“Robbers” Council – 449 – This council held in Ephesus was centered on the issue of Christ possessing one nature or two. A monk from Constantinople began promoting that Jesus only had one nature. The divinity and humanity of Jesus converged to form one new unique nature. That monk’s name was Eutychius, and the council exonerated him without the presence of the bishop of Rome, Leo I. A year before, in 448, Eutychius was denounced at a synod in Constantinople. This later became known to birth a group called monophysites, or the denial of the duality to Christ’s natures.
Council of Chalcedon – 451 – This is the fifth and final major church council in the patristic era. The council was held May 23, 451 and was summoned by Emperor Marcian. It took place in Chalcedon, which was located just across from Constantinople. This council features 520 bishops, mostly from the eastern portion of the empire, but some from North Africa and Rome also came.
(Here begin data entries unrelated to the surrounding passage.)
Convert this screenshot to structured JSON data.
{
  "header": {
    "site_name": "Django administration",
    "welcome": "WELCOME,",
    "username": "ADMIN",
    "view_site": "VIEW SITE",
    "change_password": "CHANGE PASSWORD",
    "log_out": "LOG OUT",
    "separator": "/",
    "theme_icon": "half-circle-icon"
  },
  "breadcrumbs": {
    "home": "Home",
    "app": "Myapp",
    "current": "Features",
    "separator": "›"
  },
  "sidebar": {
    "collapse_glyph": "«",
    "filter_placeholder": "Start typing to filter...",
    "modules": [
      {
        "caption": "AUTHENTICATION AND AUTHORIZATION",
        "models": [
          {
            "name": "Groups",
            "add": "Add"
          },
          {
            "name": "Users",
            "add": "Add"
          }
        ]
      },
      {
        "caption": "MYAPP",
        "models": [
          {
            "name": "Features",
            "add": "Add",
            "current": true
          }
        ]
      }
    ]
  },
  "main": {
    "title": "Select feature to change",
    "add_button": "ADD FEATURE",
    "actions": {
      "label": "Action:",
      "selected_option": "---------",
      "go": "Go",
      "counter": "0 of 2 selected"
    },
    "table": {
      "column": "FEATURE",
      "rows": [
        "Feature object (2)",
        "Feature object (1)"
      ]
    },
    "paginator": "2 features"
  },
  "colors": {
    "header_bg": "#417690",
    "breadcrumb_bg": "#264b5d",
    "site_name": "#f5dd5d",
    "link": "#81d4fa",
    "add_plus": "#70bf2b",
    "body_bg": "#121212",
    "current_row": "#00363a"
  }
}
As a result of Leo I’s denial of the validity of the council of 449, this council put forward and affirmed the reality yet mystery of the two co-existing natures of Jesus. There were those who would not accept this decision, and they became known as the monophysites, mentioned above. They eventually made their way to Egypt and Ethiopia and portions of Syria.
Anyone could sit and show disdain for the church councils. You might even think you have a biblical exegetical rationale for deposing them. However, I think on the contrary. I see Constantine as God’s instrument to bring about a united front to attack and denounce heretical teachings throughout the first centuries. I also see the Jerusalem council as the blueprint for said councils, and am thankful that they happened. With the councils we see the preservation of sound biblical doctrine concerning the person and nature of Christ. We have the unique privilege to look back and see the mighty hand of God direct and fulfill His ordained purposes!